Your objective
Each line of the material is to be written out exactly.

Given records
______________________________
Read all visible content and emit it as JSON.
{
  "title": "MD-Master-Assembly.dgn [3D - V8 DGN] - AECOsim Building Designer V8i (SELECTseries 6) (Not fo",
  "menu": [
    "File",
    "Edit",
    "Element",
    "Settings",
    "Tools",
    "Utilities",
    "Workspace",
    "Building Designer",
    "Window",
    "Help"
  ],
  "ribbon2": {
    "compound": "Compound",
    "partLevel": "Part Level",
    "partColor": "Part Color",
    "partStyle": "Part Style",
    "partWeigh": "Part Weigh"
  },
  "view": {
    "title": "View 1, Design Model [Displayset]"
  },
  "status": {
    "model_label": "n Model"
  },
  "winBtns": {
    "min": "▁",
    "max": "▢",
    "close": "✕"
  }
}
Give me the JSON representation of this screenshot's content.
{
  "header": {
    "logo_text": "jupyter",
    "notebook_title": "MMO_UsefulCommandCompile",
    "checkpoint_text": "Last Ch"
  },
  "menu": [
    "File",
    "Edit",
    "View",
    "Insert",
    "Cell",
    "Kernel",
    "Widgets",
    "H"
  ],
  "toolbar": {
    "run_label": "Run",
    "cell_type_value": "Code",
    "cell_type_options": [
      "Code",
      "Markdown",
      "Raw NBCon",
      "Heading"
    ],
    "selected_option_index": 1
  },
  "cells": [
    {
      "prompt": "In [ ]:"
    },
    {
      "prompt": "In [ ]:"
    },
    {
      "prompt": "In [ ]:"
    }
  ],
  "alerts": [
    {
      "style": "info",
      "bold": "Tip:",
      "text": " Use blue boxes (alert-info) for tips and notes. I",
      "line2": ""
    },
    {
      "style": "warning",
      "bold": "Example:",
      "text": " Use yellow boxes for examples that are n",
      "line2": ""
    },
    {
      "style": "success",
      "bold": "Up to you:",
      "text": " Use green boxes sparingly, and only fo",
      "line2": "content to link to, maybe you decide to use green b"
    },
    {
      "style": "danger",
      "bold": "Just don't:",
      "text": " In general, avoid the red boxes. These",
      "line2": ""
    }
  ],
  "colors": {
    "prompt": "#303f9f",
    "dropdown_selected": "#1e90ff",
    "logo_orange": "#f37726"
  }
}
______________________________
Result
Read all visible content and emit it as JSON.
{
  "title": "MD-Master-Assembly.dgn [3D - V8 DGN] - AECOsim Building Designer V8i (SELECTseries 6) (Not fo",
  "menu": [
    "File",
    "Edit",
    "Element",
    "Settings",
    "Tools",
    "Utilities",
    "Workspace",
    "Building Designer",
    "Window",
    "Help"
  ],
  "ribbon2": {
    "compound": "Compound",
    "partLevel": "Part Level",
    "partColor": "Part Color",
    "partStyle": "Part Style",
    "partWeigh": "Part Weigh"
  },
  "view": {
    "title": "View 1, Design Model [Displayset]"
  },
  "status": {
    "model_label": "n Model"
  },
  "winBtns": {
    "min": "▁",
    "max": "▢",
    "close": "✕"
  }
}
Give me the JSON representation of this screenshot's content.
{
  "header": {
    "logo_text": "jupyter",
    "notebook_title": "MMO_UsefulCommandCompile",
    "checkpoint_text": "Last Ch"
  },
  "menu": [
    "File",
    "Edit",
    "View",
    "Insert",
    "Cell",
    "Kernel",
    "Widgets",
    "H"
  ],
  "toolbar": {
    "run_label": "Run",
    "cell_type_value": "Code",
    "cell_type_options": [
      "Code",
      "Markdown",
      "Raw NBCon",
      "Heading"
    ],
    "selected_option_index": 1
  },
  "cells": [
    {
      "prompt": "In [ ]:"
    },
    {
      "prompt": "In [ ]:"
    },
    {
      "prompt": "In [ ]:"
    }
  ],
  "alerts": [
    {
      "style": "info",
      "bold": "Tip:",
      "text": " Use blue boxes (alert-info) for tips and notes. I",
      "line2": ""
    },
    {
      "style": "warning",
      "bold": "Example:",
      "text": " Use yellow boxes for examples that are n",
      "line2": ""
    },
    {
      "style": "success",
      "bold": "Up to you:",
      "text": " Use green boxes sparingly, and only fo",
      "line2": "content to link to, maybe you decide to use green b"
    },
    {
      "style": "danger",
      "bold": "Just don't:",
      "text": " In general, avoid the red boxes. These",
      "line2": ""
    }
  ],
  "colors": {
    "prompt": "#303f9f",
    "dropdown_selected": "#1e90ff",
    "logo_orange": "#f37726"
  }
}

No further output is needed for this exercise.